Given records —
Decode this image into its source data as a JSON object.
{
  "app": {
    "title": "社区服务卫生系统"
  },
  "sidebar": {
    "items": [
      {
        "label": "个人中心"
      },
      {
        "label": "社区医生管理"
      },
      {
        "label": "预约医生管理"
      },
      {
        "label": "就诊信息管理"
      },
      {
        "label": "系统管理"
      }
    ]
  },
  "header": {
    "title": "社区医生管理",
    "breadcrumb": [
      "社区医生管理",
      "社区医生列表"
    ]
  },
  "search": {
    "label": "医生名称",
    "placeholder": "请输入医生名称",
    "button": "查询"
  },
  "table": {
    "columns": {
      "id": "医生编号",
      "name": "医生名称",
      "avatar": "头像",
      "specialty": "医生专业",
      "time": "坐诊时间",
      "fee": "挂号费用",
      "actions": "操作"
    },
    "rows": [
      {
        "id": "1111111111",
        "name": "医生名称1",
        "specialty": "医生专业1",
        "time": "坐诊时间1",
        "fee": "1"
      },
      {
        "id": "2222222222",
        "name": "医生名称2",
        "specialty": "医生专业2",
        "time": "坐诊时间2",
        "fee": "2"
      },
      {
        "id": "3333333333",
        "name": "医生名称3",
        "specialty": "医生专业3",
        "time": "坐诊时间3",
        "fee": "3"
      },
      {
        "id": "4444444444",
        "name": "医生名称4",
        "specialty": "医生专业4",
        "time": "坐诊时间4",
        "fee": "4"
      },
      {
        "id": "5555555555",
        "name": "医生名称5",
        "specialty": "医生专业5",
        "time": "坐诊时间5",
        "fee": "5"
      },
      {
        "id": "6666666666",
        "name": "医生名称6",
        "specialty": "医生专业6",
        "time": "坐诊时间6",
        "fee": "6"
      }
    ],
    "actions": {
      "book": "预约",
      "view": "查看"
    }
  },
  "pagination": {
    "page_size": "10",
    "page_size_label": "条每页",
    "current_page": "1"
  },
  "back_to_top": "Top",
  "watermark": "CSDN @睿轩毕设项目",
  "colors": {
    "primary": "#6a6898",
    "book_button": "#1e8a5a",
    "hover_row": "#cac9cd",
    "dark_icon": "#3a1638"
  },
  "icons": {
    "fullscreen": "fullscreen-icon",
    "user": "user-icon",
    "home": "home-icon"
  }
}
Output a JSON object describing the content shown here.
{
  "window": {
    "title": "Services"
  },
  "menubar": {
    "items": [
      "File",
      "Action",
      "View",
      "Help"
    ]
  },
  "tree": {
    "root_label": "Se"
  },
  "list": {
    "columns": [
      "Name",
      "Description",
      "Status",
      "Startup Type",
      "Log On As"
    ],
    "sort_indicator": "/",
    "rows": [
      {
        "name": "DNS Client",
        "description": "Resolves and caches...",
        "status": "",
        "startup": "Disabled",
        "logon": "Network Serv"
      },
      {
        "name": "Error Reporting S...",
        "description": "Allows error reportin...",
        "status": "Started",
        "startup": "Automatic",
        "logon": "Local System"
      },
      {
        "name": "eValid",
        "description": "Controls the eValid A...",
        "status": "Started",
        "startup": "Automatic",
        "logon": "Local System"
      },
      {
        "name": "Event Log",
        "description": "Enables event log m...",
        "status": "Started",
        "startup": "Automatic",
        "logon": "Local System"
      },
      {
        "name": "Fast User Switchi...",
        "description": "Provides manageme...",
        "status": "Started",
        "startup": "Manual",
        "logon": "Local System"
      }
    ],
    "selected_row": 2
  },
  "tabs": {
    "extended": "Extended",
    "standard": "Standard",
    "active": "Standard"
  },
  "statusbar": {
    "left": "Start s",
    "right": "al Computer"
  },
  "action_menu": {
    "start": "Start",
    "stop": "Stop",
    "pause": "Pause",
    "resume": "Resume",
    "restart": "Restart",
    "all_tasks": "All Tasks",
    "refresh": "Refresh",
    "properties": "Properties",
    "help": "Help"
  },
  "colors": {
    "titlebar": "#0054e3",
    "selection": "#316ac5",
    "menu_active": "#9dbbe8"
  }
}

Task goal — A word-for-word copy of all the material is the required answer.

Result of this task —
Decode this image into its source data as a JSON object.
{
  "app": {
    "title": "社区服务卫生系统"
  },
  "sidebar": {
    "items": [
      {
        "label": "个人中心"
      },
      {
        "label": "社区医生管理"
      },
      {
        "label": "预约医生管理"
      },
      {
        "label": "就诊信息管理"
      },
      {
        "label": "系统管理"
      }
    ]
  },
  "header": {
    "title": "社区医生管理",
    "breadcrumb": [
      "社区医生管理",
      "社区医生列表"
    ]
  },
  "search": {
    "label": "医生名称",
    "placeholder": "请输入医生名称",
    "button": "查询"
  },
  "table": {
    "columns": {
      "id": "医生编号",
      "name": "医生名称",
      "avatar": "头像",
      "specialty": "医生专业",
      "time": "坐诊时间",
      "fee": "挂号费用",
      "actions": "操作"
    },
    "rows": [
      {
        "id": "1111111111",
        "name": "医生名称1",
        "specialty": "医生专业1",
        "time": "坐诊时间1",
        "fee": "1"
      },
      {
        "id": "2222222222",
        "name": "医生名称2",
        "specialty": "医生专业2",
        "time": "坐诊时间2",
        "fee": "2"
      },
      {
        "id": "3333333333",
        "name": "医生名称3",
        "specialty": "医生专业3",
        "time": "坐诊时间3",
        "fee": "3"
      },
      {
        "id": "4444444444",
        "name": "医生名称4",
        "specialty": "医生专业4",
        "time": "坐诊时间4",
        "fee": "4"
      },
      {
        "id": "5555555555",
        "name": "医生名称5",
        "specialty": "医生专业5",
        "time": "坐诊时间5",
        "fee": "5"
      },
      {
        "id": "6666666666",
        "name": "医生名称6",
        "specialty": "医生专业6",
        "time": "坐诊时间6",
        "fee": "6"
      }
    ],
    "actions": {
      "book": "预约",
      "view": "查看"
    }
  },
  "pagination": {
    "page_size": "10",
    "page_size_label": "条每页",
    "current_page": "1"
  },
  "back_to_top": "Top",
  "watermark": "CSDN @睿轩毕设项目",
  "colors": {
    "primary": "#6a6898",
    "book_button": "#1e8a5a",
    "hover_row": "#cac9cd",
    "dark_icon": "#3a1638"
  },
  "icons": {
    "fullscreen": "fullscreen-icon",
    "user": "user-icon",
    "home": "home-icon"
  }
}
Output a JSON object describing the content shown here.
{
  "window": {
    "title": "Services"
  },
  "menubar": {
    "items": [
      "File",
      "Action",
      "View",
      "Help"
    ]
  },
  "tree": {
    "root_label": "Se"
  },
  "list": {
    "columns": [
      "Name",
      "Description",
      "Status",
      "Startup Type",
      "Log On As"
    ],
    "sort_indicator": "/",
    "rows": [
      {
        "name": "DNS Client",
        "description": "Resolves and caches...",
        "status": "",
        "startup": "Disabled",
        "logon": "Network Serv"
      },
      {
        "name": "Error Reporting S...",
        "description": "Allows error reportin...",
        "status": "Started",
        "startup": "Automatic",
        "logon": "Local System"
      },
      {
        "name": "eValid",
        "description": "Controls the eValid A...",
        "status": "Started",
        "startup": "Automatic",
        "logon": "Local System"
      },
      {
        "name": "Event Log",
        "description": "Enables event log m...",
        "status": "Started",
        "startup": "Automatic",
        "logon": "Local System"
      },
      {
        "name": "Fast User Switchi...",
        "description": "Provides manageme...",
        "status": "Started",
        "startup": "Manual",
        "logon": "Local System"
      }
    ],
    "selected_row": 2
  },
  "tabs": {
    "extended": "Extended",
    "standard": "Standard",
    "active": "Standard"
  },
  "statusbar": {
    "left": "Start s",
    "right": "al Computer"
  },
  "action_menu": {
    "start": "Start",
    "stop": "Stop",
    "pause": "Pause",
    "resume": "Resume",
    "restart": "Restart",
    "all_tasks": "All Tasks",
    "refresh": "Refresh",
    "properties": "Properties",
    "help": "Help"
  },
  "colors": {
    "titlebar": "#0054e3",
    "selection": "#316ac5",
    "menu_active": "#9dbbe8"
  }
}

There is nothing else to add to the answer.